Does your dog love playing with other dogs? Does your dog play well with other dogs? These questions might seem to ask the same thing, but the answers may be completely different. Like human games and sports, dog play is governed by unwritten rules that keep the games fun, friendly, and fair and prevent them from getting out of hand. Your dog may or may not understand and play by these rules.
How do you know if your companion is a play-friendly Fido or a dog park bully? Observe his interactions and ask yourself these basic questions.
1: Is the play balanced?
Your dog doesn’t have to be a Zen master, but good, appropriate canine play is balanced in energy, effort, and interest. Typically, dogs play-wrestle with partners having similar amounts of energy and physical strength. If the dogs are different sizes, the larger will play using less physical force to match the smaller one. Look for “role trading” during the play; dogs alternate positions and take turns playing “top dog.” Sharing play-roles equally maintains harmony and balance.
Another aspect of balance is mutual interest; do the dogs want to play with each other? If one is less interested or feels overwhelmed, he will offer body signals that say: “I’m not enjoying this anymore,” such as tucking in his back end and moving toward an exit or protective human. If you aren’t sure if the play is balanced, try separating the dogs momentarily to get a couple of feet of space between them. If the play was out of balance, one dog will likely lose interest immediately and leave. If the play was good, both dogs will go back to each other for more!
2: Is the play relaxed?
Play uses up energy; it’s an outlet to burn calories, release stress, build strength, and have fun! Dogs work off lots of energy with relaxed, off-balance, exaggerated movements; soft-mouthy bites; and loose-floppy bodies.
Relaxed but energetic things dogs do while playing include running in games of chase, jumping up onto high places to tease their playmates, or rolling onto their backs and kicking their feet into the air. When a dog’s movements become stiff, deliberate, and goal-oriented, the excitement is escalating to unsafe levels.
In particular, gentle mouthing is a hallmark of good play. It encourages jaw control and teaches dogs “how hard is too hard.” Appropriate mouthing also means biting and releasing; if one dog bites, holds on, and shakes his head, the play session is getting too intense.
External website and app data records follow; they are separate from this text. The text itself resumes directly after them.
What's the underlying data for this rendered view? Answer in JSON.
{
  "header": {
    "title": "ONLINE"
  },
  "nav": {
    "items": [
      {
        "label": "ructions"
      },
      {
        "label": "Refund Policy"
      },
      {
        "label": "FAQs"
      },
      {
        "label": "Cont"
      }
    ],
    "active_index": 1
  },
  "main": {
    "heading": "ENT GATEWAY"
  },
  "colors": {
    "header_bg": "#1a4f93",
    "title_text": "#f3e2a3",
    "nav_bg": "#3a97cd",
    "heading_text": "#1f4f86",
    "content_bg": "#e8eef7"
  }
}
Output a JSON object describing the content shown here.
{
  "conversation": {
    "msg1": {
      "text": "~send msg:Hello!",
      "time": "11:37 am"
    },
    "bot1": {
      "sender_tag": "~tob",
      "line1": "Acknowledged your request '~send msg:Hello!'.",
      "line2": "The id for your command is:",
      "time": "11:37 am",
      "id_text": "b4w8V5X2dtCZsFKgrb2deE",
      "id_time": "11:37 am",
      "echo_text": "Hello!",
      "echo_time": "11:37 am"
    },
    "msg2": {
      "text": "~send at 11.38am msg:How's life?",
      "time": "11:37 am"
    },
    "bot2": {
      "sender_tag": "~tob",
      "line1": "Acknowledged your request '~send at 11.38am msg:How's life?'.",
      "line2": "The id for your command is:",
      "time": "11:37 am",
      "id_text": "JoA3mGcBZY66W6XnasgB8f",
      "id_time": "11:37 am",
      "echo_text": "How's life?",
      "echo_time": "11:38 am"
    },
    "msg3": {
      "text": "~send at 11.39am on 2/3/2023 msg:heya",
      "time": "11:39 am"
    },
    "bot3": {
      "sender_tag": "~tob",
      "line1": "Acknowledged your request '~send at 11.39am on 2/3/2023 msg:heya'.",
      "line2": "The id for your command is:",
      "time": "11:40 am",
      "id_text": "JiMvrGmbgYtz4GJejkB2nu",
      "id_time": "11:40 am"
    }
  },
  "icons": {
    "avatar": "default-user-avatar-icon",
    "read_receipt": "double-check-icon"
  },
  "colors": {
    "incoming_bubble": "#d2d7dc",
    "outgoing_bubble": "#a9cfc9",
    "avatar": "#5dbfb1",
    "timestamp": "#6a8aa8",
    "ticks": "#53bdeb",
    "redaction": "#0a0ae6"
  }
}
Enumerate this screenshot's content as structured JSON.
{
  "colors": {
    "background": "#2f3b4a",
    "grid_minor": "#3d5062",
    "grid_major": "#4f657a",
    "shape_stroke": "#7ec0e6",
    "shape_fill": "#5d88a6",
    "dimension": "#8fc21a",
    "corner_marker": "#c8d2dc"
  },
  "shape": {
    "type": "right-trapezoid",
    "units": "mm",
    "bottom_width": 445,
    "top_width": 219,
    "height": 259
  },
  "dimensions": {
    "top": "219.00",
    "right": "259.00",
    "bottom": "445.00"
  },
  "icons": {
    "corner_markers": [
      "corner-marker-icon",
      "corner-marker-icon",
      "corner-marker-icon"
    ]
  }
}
3: Are there breaks during play?
Frequent play breaks serve two functions. First, they help the dogs manage their own excitement levels. As dogs play, they tend to get more and more worked up. Brief breaks let excitement levels drop so the play stays under control. If excitement goes un-checked it can boil over into conflict.
Second, a play break provides an opportunity to check in and confirm that the dogs are still both into playing. If they offer each other play bows, bark, or paw the air, you can be sure they are saying, “Hey, I want to bite your leg, but it’s all play!”
4: Is there communication?
Good communication is the ability to recognize signals from others and respond appropriately to avoid conflict. Just like with people, some dogs are natural-born socialites and others are pretty inept. If your dog approaches another dog that shows his teeth, snarls, and snaps in his direction, what does he do? The snarling dog is communicating that he wants your dog to go away, so the appropriate response on your dog’s part is to leave and offer gestures like licking or sniffing the ground in parting. Barking, pawing the air, play bows, or, worst of all, growling back, are signs that your dog is not “listening.”
5: Is there consent?
If you were forced to dance with someone you didn’t like, would you enjoy it? Dogs have likes, dislikes, thoughts, feelings, and intentions independent from yours. Cut them some slack and realize that they are not going to love every dog they meet. When dogs play by choice, not coercion, they are much more likely to engage in good play behavior.
Also keep in mind that different dogs have different play styles based on genetic factors and learning experience. A Boxer could prefer play wrestling and pawing while a Border Collie might think “nip-you-then-chase-me” is better. Dogs are individuals, so don’t expect all types of play situations to work for all dogs.
Other common sense rules also apply. My dogs love to play tug-of-war at home, but I know this would not work well at the dog park because excitement levels tend to be much higher and there are too many unfamiliar dogs to keep the game safe.
If you have concerns about your dog’s play skills, educate yourself further about good canine play and body language. Read up on dog-friendly training and social signals then watch and evaluate various dogs at play. Consult a reputable and qualified trainer about your concerns; he or she can refer you to helpful resources, suggest classes, or offer individual suggestions like a canine sport your dog might enjoy.
As guardians, we are responsible for providing our pets with all they need to live happy, healthy, meaningful lives. Your dog would agree that this includes lots of play, so do your part to make it safe and enjoyable.
Emily Burlingame is a Certified Professional Dog Trainer and Advanced Certified Pet Care Technician specializing in companion animal behavior. She is a Trainer and Operations Supervisor for A Dog’s Life LLC (dogslife.biz), a doggy day spa and owner resource center with locations in Sunnyvale and Palo Alto. You may contact her at email@example.com.